Imagine shifting the center in the picture along the radius by a finite amount r (say the distance to the sun, or just watch this) but keep the boundary fixed. Then the length of the new radius is R−r. But that's almost as long as the original radius. neworiginal=R−rR=1−1R≈1. So moving the center is unobservable. So, it's

everywherebecause you couldn't ever observe that some radii are shorter than others without moving infinitely far to check, which is impossible.You're not truncating the sphere so much asshavingit.## Circumference is nowhere

It's out at R in the Positive Infinite segment, a hyperfinite and therefore inassignable number

^{[2]}.Because it's necessarily vague, it's "nowhere" because it cannot be assigned a definite value.

More intuitively, it's really really far away and from your finite portion you can't ever reach it, so is it really there? Does stuff outside the lightcone actually exist?

^{[3]}And R is even bigger than that!## Center is nowhere ≈> Circumference is nowhere

The ≈> means 'generically implies'.

Saying the 'center is nowhere' would put it at some infinite coordinate O. Which you can do, but then generically the circumference will be at infinite coordinates too.

Here' s how to see this. Imagine setting a number a so you have the interval [aR,(1+a)R]. If a is appreciable (>>0, in particular just not infinitesimal), then the whole interval won't contain ANY finite coordinates. The tiniest error setting a would shoot off everything to infinity and beyond.

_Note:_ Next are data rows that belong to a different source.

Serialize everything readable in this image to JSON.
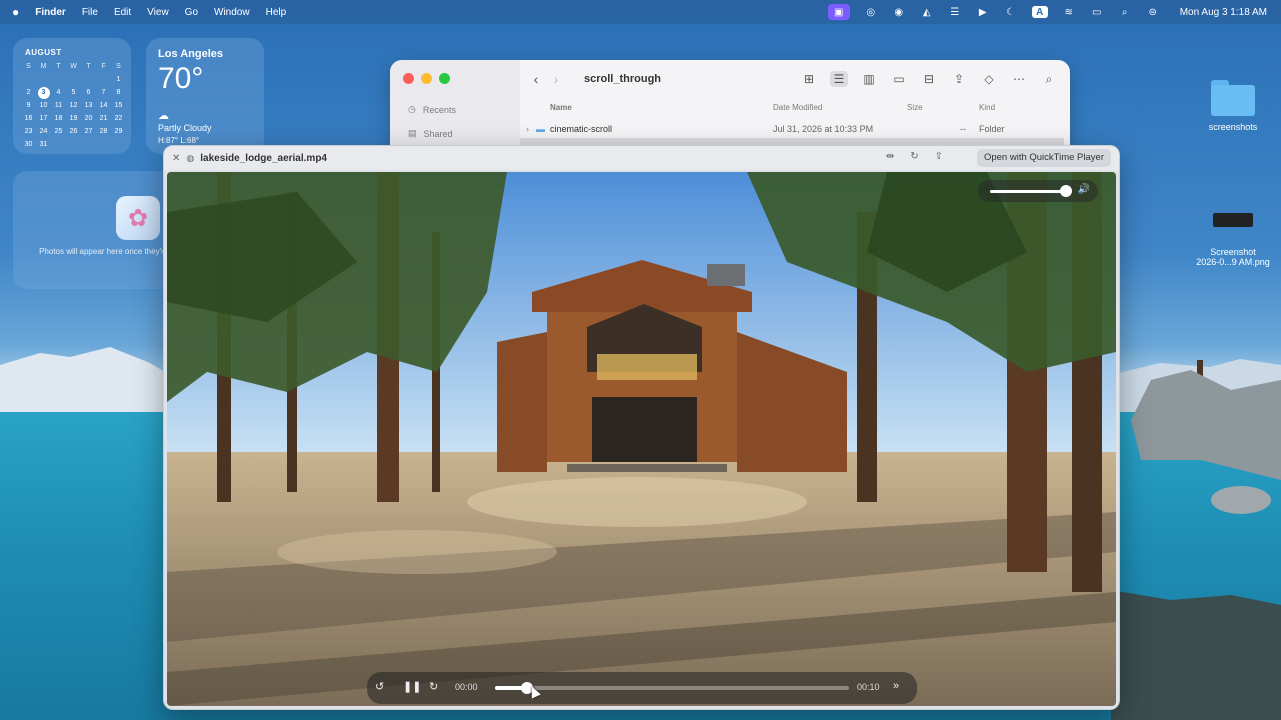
{
  "menubar": {
    "apple": "",
    "items": [
      "Finder",
      "File",
      "Edit",
      "View",
      "Go",
      "Window",
      "Help"
    ],
    "clock": "Mon Aug 3  1:18 AM",
    "status_icons": [
      "screen-record-icon",
      "focus-icon",
      "sync-icon",
      "app-icon",
      "messages-icon",
      "play-icon",
      "moon-icon",
      "keyboard-a-icon",
      "wifi-icon",
      "battery-icon",
      "search-icon",
      "control-center-icon"
    ],
    "ime_label": "A"
  },
  "calendar": {
    "month": "AUGUST",
    "weekdays": [
      "S",
      "M",
      "T",
      "W",
      "T",
      "F",
      "S"
    ],
    "today": 3,
    "days": [
      "",
      "",
      "",
      "",
      "",
      "",
      "1",
      "2",
      "3",
      "4",
      "5",
      "6",
      "7",
      "8",
      "9",
      "10",
      "11",
      "12",
      "13",
      "14",
      "15",
      "16",
      "17",
      "18",
      "19",
      "20",
      "21",
      "22",
      "23",
      "24",
      "25",
      "26",
      "27",
      "28",
      "29",
      "30",
      "31"
    ]
  },
  "weather": {
    "city": "Los Angeles",
    "temp": "70°",
    "condition": "Partly Cloudy",
    "high_low": "H:87° L:68°"
  },
  "photos_widget": {
    "message": "Photos will appear here once they're finished processing"
  },
  "desktop": {
    "folder_label": "screenshots",
    "screenshot_label_line1": "Screenshot",
    "screenshot_label_line2": "2026-0...9 AM.png"
  },
  "finder": {
    "title": "scroll_through",
    "sidebar": [
      "Recents",
      "Shared"
    ],
    "columns": {
      "name": "Name",
      "date": "Date Modified",
      "size": "Size",
      "kind": "Kind"
    },
    "rows": [
      {
        "name": "cinematic-scroll",
        "date": "Jul 31, 2026 at 10:33 PM",
        "size": "--",
        "kind": "Folder"
      }
    ]
  },
  "player": {
    "filename": "lakeside_lodge_aerial.mp4",
    "open_button": "Open with QuickTime Player",
    "time_current": "00:00",
    "time_total": "00:10",
    "progress": 0.09,
    "volume": 0.95
  },
  "colors": {
    "traffic_red": "#ff5f57",
    "traffic_yellow": "#febc2e",
    "traffic_green": "#28c840",
    "accent": "#7c5cff"
  }
}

Concretely, say a=11,000,000,000. Then the whole interval will be [R1,000,000,000,1.000000001⋅R], which only contains infinitely big numbers. So an error of 1 in a billion was too much, and 1/any standard number will still have the same issue. You would have to set a with infinitesimal-level accuracy. If you write a number out as a decimal, you would have to get it right to an

uncountablenumber of decimal places, not just infinite.In Pascal's language, nature's center would be nowhere and the circumference would be nowhere too. Unhelpful. And

nature is an infinite sphere whose center can be nowhere but then the circumference generically is nowhere toois unsexy.Universe may well not be generic, but still, makes one wonder. Maybe a is contrived.

## The Test

Here's the whole context which I googled just now (in particular after writing all the above):

Interpreting the whole quote, I think it holds up. Even the technical term 'unlimited' captures that our conceiving is exhausted by nature's producing. Also the fundamentally relative nature of scale is hit.

No idea comes near it, the hyperfinite boundary is just so far. I've got a whole thing for inflating conceptions, but I'm cutting it here to publish.

^{^}For experts: By underspill, the analysis should carry over to meaningful statements about a large but finite universe.

^{^}Leibniz's terminology, sadly uncommon. Well, be the change.

^{^}We work for a living, so our ontologies should pull their weight.